Second, the front panel can be lifted up and lowered to allow me to remove the entire hose at once, rather than unwinding. I have not been able to utilize this feature because the bolts securing the reel to the wall do not appear to be thoroughly secured, and lifting the panel results in removing the entire unit from the siding (that’s a project for another day). The nice feature about not being too attached to the wall is that I can easily remove it and store in the garage when winterizing.
My main complaint with this unit is that the storage compartment fails to remain shut. Most days I come home from work to find it wide open. While I do not store anything in there, the open door becomes a hindrance because it must be closed every time I unwind the hose and every time I re-wind the hose. I am considering removing the door altogether or adding Velcro to compensate for the loose latch.
Manufacturers should capitalize on the wall-mount hose reel market, because the selection is not vast. I think this unit will be more durable than its metal counterparts in the long run and it has held up very well so far. My expectations were low; I only expected this to last a season or two.

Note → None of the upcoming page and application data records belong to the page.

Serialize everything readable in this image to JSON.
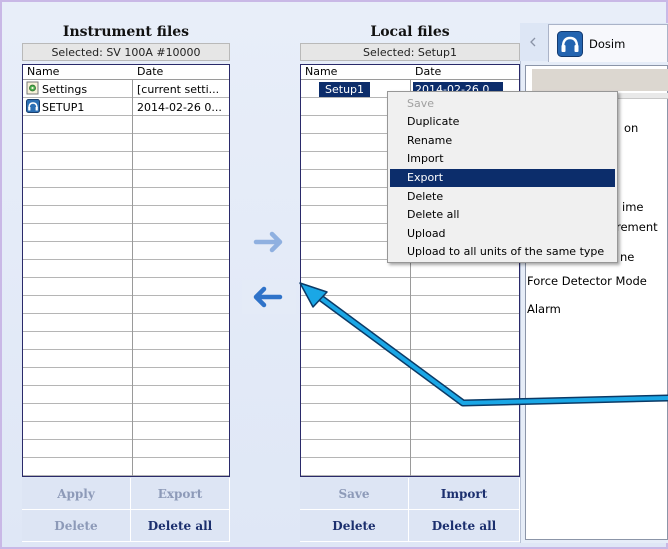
{
  "instrument": {
    "title": "Instrument files",
    "selected": "Selected: SV 100A #10000",
    "col_name": "Name",
    "col_date": "Date",
    "rows": [
      {
        "name": "Settings",
        "date": "[current setti...",
        "icon": "settings-file-icon"
      },
      {
        "name": "SETUP1",
        "date": "2014-02-26 0...",
        "icon": "setup-file-icon"
      }
    ],
    "buttons": {
      "apply": "Apply",
      "export": "Export",
      "delete": "Delete",
      "delete_all": "Delete all"
    }
  },
  "local": {
    "title": "Local files",
    "selected": "Selected: Setup1",
    "col_name": "Name",
    "col_date": "Date",
    "rows": [
      {
        "name": "Setup1",
        "date": "2014-02-26 0..."
      }
    ],
    "buttons": {
      "save": "Save",
      "import": "Import",
      "delete": "Delete",
      "delete_all": "Delete all"
    }
  },
  "transfer": {
    "to_local_icon": "arrow-right-icon",
    "to_instrument_icon": "arrow-left-icon"
  },
  "context_menu": {
    "items": [
      {
        "label": "Save",
        "state": "disabled"
      },
      {
        "label": "Duplicate",
        "state": "normal"
      },
      {
        "label": "Rename",
        "state": "normal"
      },
      {
        "label": "Import",
        "state": "normal"
      },
      {
        "label": "Export",
        "state": "highlighted"
      },
      {
        "label": "Delete",
        "state": "normal"
      },
      {
        "label": "Delete all",
        "state": "normal"
      },
      {
        "label": "Upload",
        "state": "normal"
      },
      {
        "label": "Upload to all units of the same type",
        "state": "normal"
      }
    ]
  },
  "right_panel": {
    "tab_label": "Dosim",
    "tab_icon": "headphones-icon",
    "scroll_left_icon": "chevron-left-icon",
    "settings": [
      {
        "text": "on"
      },
      {
        "text": "ime"
      },
      {
        "text": "rement"
      },
      {
        "text": "ne"
      },
      {
        "text": "Force Detector Mode"
      },
      {
        "text": "Alarm"
      }
    ]
  },
  "colors": {
    "accent_annotation": "#1aa7e6",
    "highlight": "#0c2d6b",
    "button_text": "#1b2f6e",
    "list_border": "#2a2a6a"
  }
}
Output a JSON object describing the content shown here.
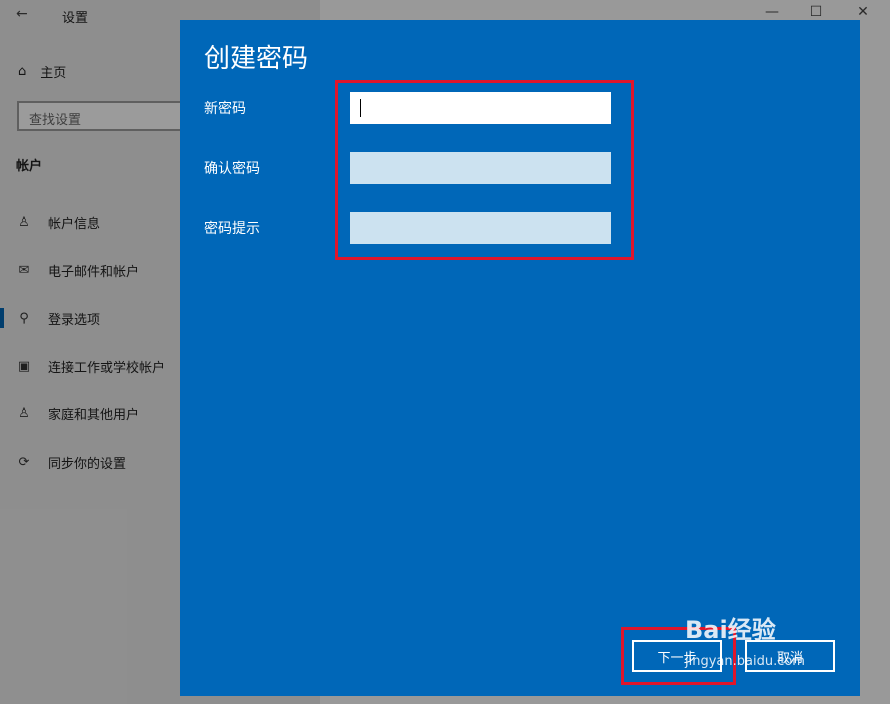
{
  "window": {
    "title": "设置",
    "back_icon": "arrow-left-icon",
    "controls": {
      "minimize": "—",
      "maximize": "☐",
      "close": "✕"
    }
  },
  "sidebar": {
    "home_label": "主页",
    "search_placeholder": "查找设置",
    "section_title": "帐户",
    "items": [
      {
        "label": "帐户信息",
        "icon": "person-card-icon"
      },
      {
        "label": "电子邮件和帐户",
        "icon": "mail-icon"
      },
      {
        "label": "登录选项",
        "icon": "key-icon",
        "active": true
      },
      {
        "label": "连接工作或学校帐户",
        "icon": "briefcase-icon"
      },
      {
        "label": "家庭和其他用户",
        "icon": "person-add-icon"
      },
      {
        "label": "同步你的设置",
        "icon": "sync-icon"
      }
    ]
  },
  "dialog": {
    "title": "创建密码",
    "fields": [
      {
        "label": "新密码",
        "value": ""
      },
      {
        "label": "确认密码",
        "value": ""
      },
      {
        "label": "密码提示",
        "value": ""
      }
    ],
    "next_button": "下一步",
    "cancel_button": "取消"
  },
  "watermark": {
    "top": "Bai经验",
    "bottom": "jingyan.baidu.com"
  },
  "colors": {
    "dialog_bg": "#0067b8",
    "highlight": "#e0162b",
    "field_inactive": "#cce2f0"
  }
}
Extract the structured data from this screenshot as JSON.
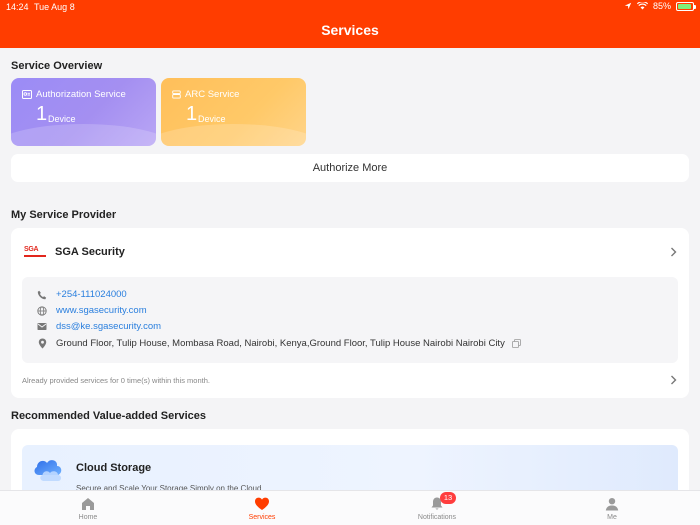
{
  "status_bar": {
    "time": "14:24",
    "date": "Tue Aug 8",
    "battery": "85%"
  },
  "header": {
    "title": "Services"
  },
  "service_overview": {
    "title": "Service Overview",
    "cards": [
      {
        "name": "Authorization Service",
        "count": "1",
        "unit": "Device",
        "icon": "authorization-icon"
      },
      {
        "name": "ARC Service",
        "count": "1",
        "unit": "Device",
        "icon": "arc-icon"
      }
    ],
    "authorize_more": "Authorize More"
  },
  "provider": {
    "section_title": "My Service Provider",
    "logo_text": "SGA",
    "name": "SGA Security",
    "phone": "+254-111024000",
    "website": "www.sgasecurity.com",
    "email": "dss@ke.sgasecurity.com",
    "address": "Ground Floor, Tulip House, Mombasa Road, Nairobi, Kenya,Ground Floor, Tulip House Nairobi Nairobi City",
    "provided_note": "Already provided services for 0 time(s) within this month."
  },
  "recommended": {
    "section_title": "Recommended Value-added Services",
    "items": [
      {
        "title": "Cloud Storage",
        "subtitle": "Secure and Scale Your Storage Simply on the Cloud"
      }
    ]
  },
  "tabbar": {
    "tabs": [
      {
        "label": "Home",
        "icon": "home-icon"
      },
      {
        "label": "Services",
        "icon": "heart-icon",
        "active": true
      },
      {
        "label": "Notifications",
        "icon": "bell-icon",
        "badge": "13"
      },
      {
        "label": "Me",
        "icon": "person-icon"
      }
    ]
  },
  "colors": {
    "brand": "#ff3d00",
    "link": "#2a7fde",
    "auth_card": "#a48ff1",
    "arc_card": "#ffc968"
  }
}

While the matte plastic is not overly attractive, it is thick and doesn’t feel cheap. It also doesn’t reflect sunlight like some metal units do and it hasn’t dulled in color. I am also in the market for a backyard hose reel and while this time I am not wedded to a wall-mounted style, I will consider buying another Suncast unit.
A published writer and novice gardener, Stephanie Lezotte dabbles in over 1500 square feet of newly purchased gardens that yield hundreds of tulips, daffodils, hostas, and daylilies. She enjoys trying new gardening tools and techniques and isn’t afraid to get (a little) dirty.